> **Problem**: Output each entry verbatim and exclude every picture from it.

> **Material provided**:

*** Block opens ***

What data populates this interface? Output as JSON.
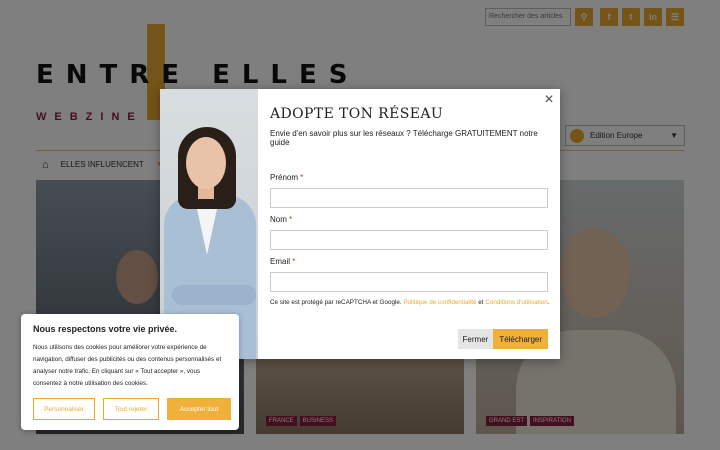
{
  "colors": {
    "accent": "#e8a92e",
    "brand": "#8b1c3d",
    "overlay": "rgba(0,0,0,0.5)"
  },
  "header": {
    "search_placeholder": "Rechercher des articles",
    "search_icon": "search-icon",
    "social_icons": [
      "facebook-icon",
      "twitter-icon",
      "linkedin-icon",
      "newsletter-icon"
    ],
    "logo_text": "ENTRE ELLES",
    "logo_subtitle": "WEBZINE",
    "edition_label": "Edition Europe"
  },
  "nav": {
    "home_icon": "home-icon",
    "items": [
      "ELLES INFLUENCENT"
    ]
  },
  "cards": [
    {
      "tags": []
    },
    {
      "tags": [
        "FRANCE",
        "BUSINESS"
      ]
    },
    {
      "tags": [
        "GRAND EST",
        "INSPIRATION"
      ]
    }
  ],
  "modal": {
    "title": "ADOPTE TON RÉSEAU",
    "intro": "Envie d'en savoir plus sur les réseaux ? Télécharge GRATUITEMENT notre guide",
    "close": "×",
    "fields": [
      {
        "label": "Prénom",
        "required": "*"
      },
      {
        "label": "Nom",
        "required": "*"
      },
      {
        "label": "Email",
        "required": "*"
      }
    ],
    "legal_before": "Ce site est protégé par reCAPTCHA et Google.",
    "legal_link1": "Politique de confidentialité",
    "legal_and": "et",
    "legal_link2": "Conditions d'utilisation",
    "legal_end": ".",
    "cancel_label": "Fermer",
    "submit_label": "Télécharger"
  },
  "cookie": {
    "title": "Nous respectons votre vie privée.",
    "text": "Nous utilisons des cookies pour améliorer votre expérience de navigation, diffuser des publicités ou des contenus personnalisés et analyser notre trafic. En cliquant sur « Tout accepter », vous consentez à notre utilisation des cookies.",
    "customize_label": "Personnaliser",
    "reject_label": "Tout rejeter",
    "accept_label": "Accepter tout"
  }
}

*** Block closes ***

> **Result for this task**:
What data populates this interface? Output as JSON.
{
  "colors": {
    "accent": "#e8a92e",
    "brand": "#8b1c3d",
    "overlay": "rgba(0,0,0,0.5)"
  },
  "header": {
    "search_placeholder": "Rechercher des articles",
    "search_icon": "search-icon",
    "social_icons": [
      "facebook-icon",
      "twitter-icon",
      "linkedin-icon",
      "newsletter-icon"
    ],
    "logo_text": "ENTRE ELLES",
    "logo_subtitle": "WEBZINE",
    "edition_label": "Edition Europe"
  },
  "nav": {
    "home_icon": "home-icon",
    "items": [
      "ELLES INFLUENCENT"
    ]
  },
  "cards": [
    {
      "tags": []
    },
    {
      "tags": [
        "FRANCE",
        "BUSINESS"
      ]
    },
    {
      "tags": [
        "GRAND EST",
        "INSPIRATION"
      ]
    }
  ],
  "modal": {
    "title": "ADOPTE TON RÉSEAU",
    "intro": "Envie d'en savoir plus sur les réseaux ? Télécharge GRATUITEMENT notre guide",
    "close": "×",
    "fields": [
      {
        "label": "Prénom",
        "required": "*"
      },
      {
        "label": "Nom",
        "required": "*"
      },
      {
        "label": "Email",
        "required": "*"
      }
    ],
    "legal_before": "Ce site est protégé par reCAPTCHA et Google.",
    "legal_link1": "Politique de confidentialité",
    "legal_and": "et",
    "legal_link2": "Conditions d'utilisation",
    "legal_end": ".",
    "cancel_label": "Fermer",
    "submit_label": "Télécharger"
  },
  "cookie": {
    "title": "Nous respectons votre vie privée.",
    "text": "Nous utilisons des cookies pour améliorer votre expérience de navigation, diffuser des publicités ou des contenus personnalisés et analyser notre trafic. En cliquant sur « Tout accepter », vous consentez à notre utilisation des cookies.",
    "customize_label": "Personnaliser",
    "reject_label": "Tout rejeter",
    "accept_label": "Accepter tout"
  }
}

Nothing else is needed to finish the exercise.